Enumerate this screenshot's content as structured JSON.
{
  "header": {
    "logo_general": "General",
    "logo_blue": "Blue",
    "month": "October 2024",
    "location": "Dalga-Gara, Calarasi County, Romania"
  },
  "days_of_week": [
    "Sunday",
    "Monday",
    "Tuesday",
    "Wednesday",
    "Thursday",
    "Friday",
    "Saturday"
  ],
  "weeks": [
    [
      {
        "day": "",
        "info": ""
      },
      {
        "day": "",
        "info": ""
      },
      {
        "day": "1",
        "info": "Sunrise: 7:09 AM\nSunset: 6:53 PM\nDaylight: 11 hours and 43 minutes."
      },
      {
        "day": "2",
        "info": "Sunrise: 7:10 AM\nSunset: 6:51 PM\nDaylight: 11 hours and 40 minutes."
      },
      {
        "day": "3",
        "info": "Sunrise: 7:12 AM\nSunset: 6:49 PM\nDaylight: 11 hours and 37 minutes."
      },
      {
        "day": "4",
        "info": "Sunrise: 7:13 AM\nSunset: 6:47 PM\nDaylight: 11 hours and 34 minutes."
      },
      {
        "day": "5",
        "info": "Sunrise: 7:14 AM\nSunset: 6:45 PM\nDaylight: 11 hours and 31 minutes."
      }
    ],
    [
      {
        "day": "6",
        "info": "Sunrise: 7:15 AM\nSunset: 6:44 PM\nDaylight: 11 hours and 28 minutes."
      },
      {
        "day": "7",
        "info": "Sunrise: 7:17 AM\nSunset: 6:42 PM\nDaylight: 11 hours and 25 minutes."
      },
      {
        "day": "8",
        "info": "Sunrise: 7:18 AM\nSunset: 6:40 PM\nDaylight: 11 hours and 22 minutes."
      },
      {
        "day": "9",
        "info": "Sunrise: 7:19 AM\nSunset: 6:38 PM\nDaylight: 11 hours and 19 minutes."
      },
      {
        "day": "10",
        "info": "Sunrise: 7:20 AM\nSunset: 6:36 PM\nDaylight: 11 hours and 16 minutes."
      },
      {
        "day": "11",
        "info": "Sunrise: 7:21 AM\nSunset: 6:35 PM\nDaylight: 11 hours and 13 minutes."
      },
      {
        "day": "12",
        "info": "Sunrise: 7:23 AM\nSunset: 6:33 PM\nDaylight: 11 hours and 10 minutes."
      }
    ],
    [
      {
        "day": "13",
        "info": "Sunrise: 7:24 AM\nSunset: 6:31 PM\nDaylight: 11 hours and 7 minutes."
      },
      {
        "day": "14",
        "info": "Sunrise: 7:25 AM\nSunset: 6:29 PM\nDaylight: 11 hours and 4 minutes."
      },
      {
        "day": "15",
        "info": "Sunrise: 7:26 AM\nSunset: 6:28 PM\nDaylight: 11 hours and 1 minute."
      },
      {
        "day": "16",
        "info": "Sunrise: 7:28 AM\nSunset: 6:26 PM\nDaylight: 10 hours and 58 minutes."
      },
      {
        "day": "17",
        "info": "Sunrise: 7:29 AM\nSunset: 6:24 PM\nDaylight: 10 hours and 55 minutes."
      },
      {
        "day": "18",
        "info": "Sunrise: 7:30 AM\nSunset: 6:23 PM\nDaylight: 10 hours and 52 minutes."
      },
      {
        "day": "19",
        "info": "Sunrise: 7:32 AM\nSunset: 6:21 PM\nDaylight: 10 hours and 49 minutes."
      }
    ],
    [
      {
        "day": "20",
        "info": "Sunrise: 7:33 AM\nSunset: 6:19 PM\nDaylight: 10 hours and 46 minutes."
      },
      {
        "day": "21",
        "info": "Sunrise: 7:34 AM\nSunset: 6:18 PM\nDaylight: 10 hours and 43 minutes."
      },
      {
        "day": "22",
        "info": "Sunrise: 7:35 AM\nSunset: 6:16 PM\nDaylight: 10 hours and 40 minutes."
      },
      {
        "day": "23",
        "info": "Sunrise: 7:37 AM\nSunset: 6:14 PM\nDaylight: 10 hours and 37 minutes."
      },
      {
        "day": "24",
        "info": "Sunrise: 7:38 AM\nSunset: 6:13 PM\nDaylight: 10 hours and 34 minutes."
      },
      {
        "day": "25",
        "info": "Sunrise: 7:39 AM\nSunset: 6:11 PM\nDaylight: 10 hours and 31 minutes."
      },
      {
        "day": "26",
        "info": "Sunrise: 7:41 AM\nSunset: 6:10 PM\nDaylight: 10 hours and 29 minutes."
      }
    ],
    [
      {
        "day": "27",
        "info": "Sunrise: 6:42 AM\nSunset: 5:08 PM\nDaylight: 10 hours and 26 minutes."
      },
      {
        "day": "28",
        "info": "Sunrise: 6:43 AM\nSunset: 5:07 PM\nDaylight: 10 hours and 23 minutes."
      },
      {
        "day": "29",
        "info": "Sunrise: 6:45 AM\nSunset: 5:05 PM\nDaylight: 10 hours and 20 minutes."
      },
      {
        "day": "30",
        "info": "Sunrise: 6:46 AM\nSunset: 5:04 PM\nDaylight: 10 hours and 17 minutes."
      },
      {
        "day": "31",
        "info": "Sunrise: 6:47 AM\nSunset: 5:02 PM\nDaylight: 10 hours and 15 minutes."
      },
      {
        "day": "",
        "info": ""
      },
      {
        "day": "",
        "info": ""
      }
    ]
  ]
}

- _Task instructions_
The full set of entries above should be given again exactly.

- _Reply_
Enumerate this screenshot's content as structured JSON.
{
  "header": {
    "logo_general": "General",
    "logo_blue": "Blue",
    "month": "October 2024",
    "location": "Dalga-Gara, Calarasi County, Romania"
  },
  "days_of_week": [
    "Sunday",
    "Monday",
    "Tuesday",
    "Wednesday",
    "Thursday",
    "Friday",
    "Saturday"
  ],
  "weeks": [
    [
      {
        "day": "",
        "info": ""
      },
      {
        "day": "",
        "info": ""
      },
      {
        "day": "1",
        "info": "Sunrise: 7:09 AM\nSunset: 6:53 PM\nDaylight: 11 hours and 43 minutes."
      },
      {
        "day": "2",
        "info": "Sunrise: 7:10 AM\nSunset: 6:51 PM\nDaylight: 11 hours and 40 minutes."
      },
      {
        "day": "3",
        "info": "Sunrise: 7:12 AM\nSunset: 6:49 PM\nDaylight: 11 hours and 37 minutes."
      },
      {
        "day": "4",
        "info": "Sunrise: 7:13 AM\nSunset: 6:47 PM\nDaylight: 11 hours and 34 minutes."
      },
      {
        "day": "5",
        "info": "Sunrise: 7:14 AM\nSunset: 6:45 PM\nDaylight: 11 hours and 31 minutes."
      }
    ],
    [
      {
        "day": "6",
        "info": "Sunrise: 7:15 AM\nSunset: 6:44 PM\nDaylight: 11 hours and 28 minutes."
      },
      {
        "day": "7",
        "info": "Sunrise: 7:17 AM\nSunset: 6:42 PM\nDaylight: 11 hours and 25 minutes."
      },
      {
        "day": "8",
        "info": "Sunrise: 7:18 AM\nSunset: 6:40 PM\nDaylight: 11 hours and 22 minutes."
      },
      {
        "day": "9",
        "info": "Sunrise: 7:19 AM\nSunset: 6:38 PM\nDaylight: 11 hours and 19 minutes."
      },
      {
        "day": "10",
        "info": "Sunrise: 7:20 AM\nSunset: 6:36 PM\nDaylight: 11 hours and 16 minutes."
      },
      {
        "day": "11",
        "info": "Sunrise: 7:21 AM\nSunset: 6:35 PM\nDaylight: 11 hours and 13 minutes."
      },
      {
        "day": "12",
        "info": "Sunrise: 7:23 AM\nSunset: 6:33 PM\nDaylight: 11 hours and 10 minutes."
      }
    ],
    [
      {
        "day": "13",
        "info": "Sunrise: 7:24 AM\nSunset: 6:31 PM\nDaylight: 11 hours and 7 minutes."
      },
      {
        "day": "14",
        "info": "Sunrise: 7:25 AM\nSunset: 6:29 PM\nDaylight: 11 hours and 4 minutes."
      },
      {
        "day": "15",
        "info": "Sunrise: 7:26 AM\nSunset: 6:28 PM\nDaylight: 11 hours and 1 minute."
      },
      {
        "day": "16",
        "info": "Sunrise: 7:28 AM\nSunset: 6:26 PM\nDaylight: 10 hours and 58 minutes."
      },
      {
        "day": "17",
        "info": "Sunrise: 7:29 AM\nSunset: 6:24 PM\nDaylight: 10 hours and 55 minutes."
      },
      {
        "day": "18",
        "info": "Sunrise: 7:30 AM\nSunset: 6:23 PM\nDaylight: 10 hours and 52 minutes."
      },
      {
        "day": "19",
        "info": "Sunrise: 7:32 AM\nSunset: 6:21 PM\nDaylight: 10 hours and 49 minutes."
      }
    ],
    [
      {
        "day": "20",
        "info": "Sunrise: 7:33 AM\nSunset: 6:19 PM\nDaylight: 10 hours and 46 minutes."
      },
      {
        "day": "21",
        "info": "Sunrise: 7:34 AM\nSunset: 6:18 PM\nDaylight: 10 hours and 43 minutes."
      },
      {
        "day": "22",
        "info": "Sunrise: 7:35 AM\nSunset: 6:16 PM\nDaylight: 10 hours and 40 minutes."
      },
      {
        "day": "23",
        "info": "Sunrise: 7:37 AM\nSunset: 6:14 PM\nDaylight: 10 hours and 37 minutes."
      },
      {
        "day": "24",
        "info": "Sunrise: 7:38 AM\nSunset: 6:13 PM\nDaylight: 10 hours and 34 minutes."
      },
      {
        "day": "25",
        "info": "Sunrise: 7:39 AM\nSunset: 6:11 PM\nDaylight: 10 hours and 31 minutes."
      },
      {
        "day": "26",
        "info": "Sunrise: 7:41 AM\nSunset: 6:10 PM\nDaylight: 10 hours and 29 minutes."
      }
    ],
    [
      {
        "day": "27",
        "info": "Sunrise: 6:42 AM\nSunset: 5:08 PM\nDaylight: 10 hours and 26 minutes."
      },
      {
        "day": "28",
        "info": "Sunrise: 6:43 AM\nSunset: 5:07 PM\nDaylight: 10 hours and 23 minutes."
      },
      {
        "day": "29",
        "info": "Sunrise: 6:45 AM\nSunset: 5:05 PM\nDaylight: 10 hours and 20 minutes."
      },
      {
        "day": "30",
        "info": "Sunrise: 6:46 AM\nSunset: 5:04 PM\nDaylight: 10 hours and 17 minutes."
      },
      {
        "day": "31",
        "info": "Sunrise: 6:47 AM\nSunset: 5:02 PM\nDaylight: 10 hours and 15 minutes."
      },
      {
        "day": "",
        "info": ""
      },
      {
        "day": "",
        "info": ""
      }
    ]
  ]
}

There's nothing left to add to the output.